“Pratap”, 35, came to Sahara in 2005 with his wife “Sita”, 28, and their two sons, 9 and 7. Pratap was infected before his marriage. From birth, their older son had many illnesses and developmental problems, and both he and Sita were tested and found to be positive. Their younger son is not infected.
In 2005, the family became very ill with pneumonia, headache, diarrhea, and oral thrush infections that would not go down even with government-supplied antibiotics. Pratap used to be a prosperous vegetable vendor and he smiles when he talks about taking his children to restaurants and the movies. When the family became sick, he gradually spent his life savings of 2 1/2 lakhs (250,000 Rs, or $6000 US) and even sold his wife’s gold jewellery. The children had to stop going to school.
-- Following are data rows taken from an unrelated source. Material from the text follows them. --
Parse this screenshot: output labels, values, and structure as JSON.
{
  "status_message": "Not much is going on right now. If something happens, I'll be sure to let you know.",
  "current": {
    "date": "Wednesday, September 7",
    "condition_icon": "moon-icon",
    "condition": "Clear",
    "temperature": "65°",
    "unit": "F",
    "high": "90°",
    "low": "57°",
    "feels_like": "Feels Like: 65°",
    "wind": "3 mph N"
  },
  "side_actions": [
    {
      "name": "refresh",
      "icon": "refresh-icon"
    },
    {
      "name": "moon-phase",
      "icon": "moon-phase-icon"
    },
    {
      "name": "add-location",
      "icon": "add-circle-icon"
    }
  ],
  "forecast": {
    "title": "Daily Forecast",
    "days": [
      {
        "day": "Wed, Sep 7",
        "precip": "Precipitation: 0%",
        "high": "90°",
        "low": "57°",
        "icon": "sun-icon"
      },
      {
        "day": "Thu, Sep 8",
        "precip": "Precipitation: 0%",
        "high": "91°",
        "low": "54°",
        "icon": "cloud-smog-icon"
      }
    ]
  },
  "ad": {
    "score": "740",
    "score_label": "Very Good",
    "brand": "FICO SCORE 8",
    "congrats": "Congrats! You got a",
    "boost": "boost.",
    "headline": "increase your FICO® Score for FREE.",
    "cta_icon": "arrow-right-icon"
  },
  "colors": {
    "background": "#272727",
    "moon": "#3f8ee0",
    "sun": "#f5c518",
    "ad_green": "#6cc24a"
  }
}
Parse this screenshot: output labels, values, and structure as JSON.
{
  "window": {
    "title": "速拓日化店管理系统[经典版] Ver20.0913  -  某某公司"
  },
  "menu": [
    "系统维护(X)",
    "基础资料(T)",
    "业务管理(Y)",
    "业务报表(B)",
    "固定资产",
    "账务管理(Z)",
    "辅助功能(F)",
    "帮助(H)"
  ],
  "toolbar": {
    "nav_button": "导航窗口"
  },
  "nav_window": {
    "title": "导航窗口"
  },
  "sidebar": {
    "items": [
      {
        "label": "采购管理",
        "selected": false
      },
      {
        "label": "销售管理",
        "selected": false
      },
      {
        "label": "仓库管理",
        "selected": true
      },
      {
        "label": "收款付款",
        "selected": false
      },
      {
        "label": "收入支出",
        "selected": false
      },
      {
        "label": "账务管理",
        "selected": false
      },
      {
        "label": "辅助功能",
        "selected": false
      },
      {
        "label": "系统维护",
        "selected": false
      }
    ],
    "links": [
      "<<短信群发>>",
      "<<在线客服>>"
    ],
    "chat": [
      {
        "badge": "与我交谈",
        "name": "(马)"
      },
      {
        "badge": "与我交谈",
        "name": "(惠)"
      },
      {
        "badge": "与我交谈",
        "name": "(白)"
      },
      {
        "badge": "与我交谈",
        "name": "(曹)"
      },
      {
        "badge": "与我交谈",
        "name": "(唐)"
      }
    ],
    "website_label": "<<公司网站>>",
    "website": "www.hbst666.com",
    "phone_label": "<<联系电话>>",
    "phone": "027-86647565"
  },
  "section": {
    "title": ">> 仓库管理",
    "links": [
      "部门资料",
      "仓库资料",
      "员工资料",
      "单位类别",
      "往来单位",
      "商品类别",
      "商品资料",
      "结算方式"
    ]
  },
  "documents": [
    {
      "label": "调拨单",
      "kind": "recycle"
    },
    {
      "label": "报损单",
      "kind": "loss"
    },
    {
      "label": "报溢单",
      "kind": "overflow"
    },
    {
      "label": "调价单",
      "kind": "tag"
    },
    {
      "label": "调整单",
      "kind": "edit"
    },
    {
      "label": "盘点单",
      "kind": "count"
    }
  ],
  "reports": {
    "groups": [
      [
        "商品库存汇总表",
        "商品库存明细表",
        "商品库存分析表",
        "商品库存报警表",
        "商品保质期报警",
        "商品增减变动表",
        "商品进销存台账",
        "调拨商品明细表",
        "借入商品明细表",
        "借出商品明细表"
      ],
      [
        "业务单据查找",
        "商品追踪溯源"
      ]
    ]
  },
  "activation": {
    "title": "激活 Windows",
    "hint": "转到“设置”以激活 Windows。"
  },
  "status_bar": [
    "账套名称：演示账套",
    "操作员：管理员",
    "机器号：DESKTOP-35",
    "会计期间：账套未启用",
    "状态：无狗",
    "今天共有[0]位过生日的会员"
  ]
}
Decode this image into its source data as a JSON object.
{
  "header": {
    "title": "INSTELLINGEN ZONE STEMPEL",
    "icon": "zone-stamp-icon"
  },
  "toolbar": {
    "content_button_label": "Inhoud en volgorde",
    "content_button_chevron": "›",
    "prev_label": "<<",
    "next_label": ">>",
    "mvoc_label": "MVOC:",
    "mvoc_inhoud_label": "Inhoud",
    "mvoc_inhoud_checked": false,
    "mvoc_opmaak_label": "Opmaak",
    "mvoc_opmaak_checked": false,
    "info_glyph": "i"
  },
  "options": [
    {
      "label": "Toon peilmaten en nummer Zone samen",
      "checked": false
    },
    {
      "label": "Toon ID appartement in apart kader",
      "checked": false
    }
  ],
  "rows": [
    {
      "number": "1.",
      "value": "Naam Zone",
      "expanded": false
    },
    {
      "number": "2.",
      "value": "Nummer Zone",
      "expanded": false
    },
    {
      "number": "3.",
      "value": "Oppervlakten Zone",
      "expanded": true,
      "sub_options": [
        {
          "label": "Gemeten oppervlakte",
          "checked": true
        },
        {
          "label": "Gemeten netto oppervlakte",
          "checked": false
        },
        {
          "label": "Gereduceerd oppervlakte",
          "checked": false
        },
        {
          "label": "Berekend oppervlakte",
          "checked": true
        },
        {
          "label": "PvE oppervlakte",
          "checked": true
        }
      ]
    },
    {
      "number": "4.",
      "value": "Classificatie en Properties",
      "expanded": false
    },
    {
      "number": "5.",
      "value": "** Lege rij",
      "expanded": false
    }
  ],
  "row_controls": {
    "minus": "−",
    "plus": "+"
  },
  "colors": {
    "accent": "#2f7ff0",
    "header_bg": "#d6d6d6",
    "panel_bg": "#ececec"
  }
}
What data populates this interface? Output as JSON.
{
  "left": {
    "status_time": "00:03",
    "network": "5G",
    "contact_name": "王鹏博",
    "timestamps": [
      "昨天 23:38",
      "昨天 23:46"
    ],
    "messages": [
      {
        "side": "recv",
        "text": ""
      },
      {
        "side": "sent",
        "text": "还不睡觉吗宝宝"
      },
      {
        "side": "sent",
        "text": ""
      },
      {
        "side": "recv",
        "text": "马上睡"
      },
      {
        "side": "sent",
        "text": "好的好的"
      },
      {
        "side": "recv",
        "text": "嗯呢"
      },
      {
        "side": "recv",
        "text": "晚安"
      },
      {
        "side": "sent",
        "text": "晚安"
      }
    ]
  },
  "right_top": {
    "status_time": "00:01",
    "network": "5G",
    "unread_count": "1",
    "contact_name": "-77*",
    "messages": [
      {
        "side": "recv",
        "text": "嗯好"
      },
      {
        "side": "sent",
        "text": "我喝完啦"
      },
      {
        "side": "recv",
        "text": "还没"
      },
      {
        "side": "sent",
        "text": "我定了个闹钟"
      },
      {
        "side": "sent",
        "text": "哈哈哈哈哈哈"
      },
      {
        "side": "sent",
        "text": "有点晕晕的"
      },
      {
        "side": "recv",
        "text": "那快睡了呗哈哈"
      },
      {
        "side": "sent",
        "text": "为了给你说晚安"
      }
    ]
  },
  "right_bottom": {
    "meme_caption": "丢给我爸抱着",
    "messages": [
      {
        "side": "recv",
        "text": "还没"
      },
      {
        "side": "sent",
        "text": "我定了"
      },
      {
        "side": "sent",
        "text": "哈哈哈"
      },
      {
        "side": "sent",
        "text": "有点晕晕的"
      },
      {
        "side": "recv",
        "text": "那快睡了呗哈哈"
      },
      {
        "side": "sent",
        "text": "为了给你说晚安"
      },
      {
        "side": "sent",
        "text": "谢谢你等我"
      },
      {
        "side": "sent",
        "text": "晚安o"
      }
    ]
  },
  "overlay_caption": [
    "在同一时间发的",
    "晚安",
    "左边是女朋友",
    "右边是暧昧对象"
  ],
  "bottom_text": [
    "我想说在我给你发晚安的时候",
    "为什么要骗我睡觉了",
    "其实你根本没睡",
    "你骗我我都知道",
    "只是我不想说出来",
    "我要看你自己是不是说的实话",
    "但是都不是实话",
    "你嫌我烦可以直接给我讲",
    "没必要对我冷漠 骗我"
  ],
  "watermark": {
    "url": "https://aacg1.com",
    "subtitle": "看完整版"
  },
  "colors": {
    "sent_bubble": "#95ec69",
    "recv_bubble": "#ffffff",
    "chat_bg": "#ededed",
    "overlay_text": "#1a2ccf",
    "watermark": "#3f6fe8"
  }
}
With the help of another NGO, the family obtained free antiretroviral drugs from the government and began to recover. But then their neighbours noticed volunteers coming to their house and recognized the AIDS symbols on their caps. Storekeepers began to shun them. Neighbours would shout at them in the street. Finally, the landlord threw them out. The family went to stay with Pratap’s parents, who told them to sleep outside, on the terrace, and not to use the parents’ bathroom. After only ten days, they asked them to leave altogether. “‘If you stay here, we’ll also get sick,’ they said. I tried to tell them this is not how you get AIDS. But they are totally closed,” says Pratap through an interpreter.
When the family came to Sahara, they were emotionally distraught and exhausted. Now, Sita is about to begin work as a counsellor to other people living with HIV and AIDS. Their dream is to once again live independently as a family. “I would like to tell people everywhere that your care and support can help others and give them a better future,” Sita says through an interpreter.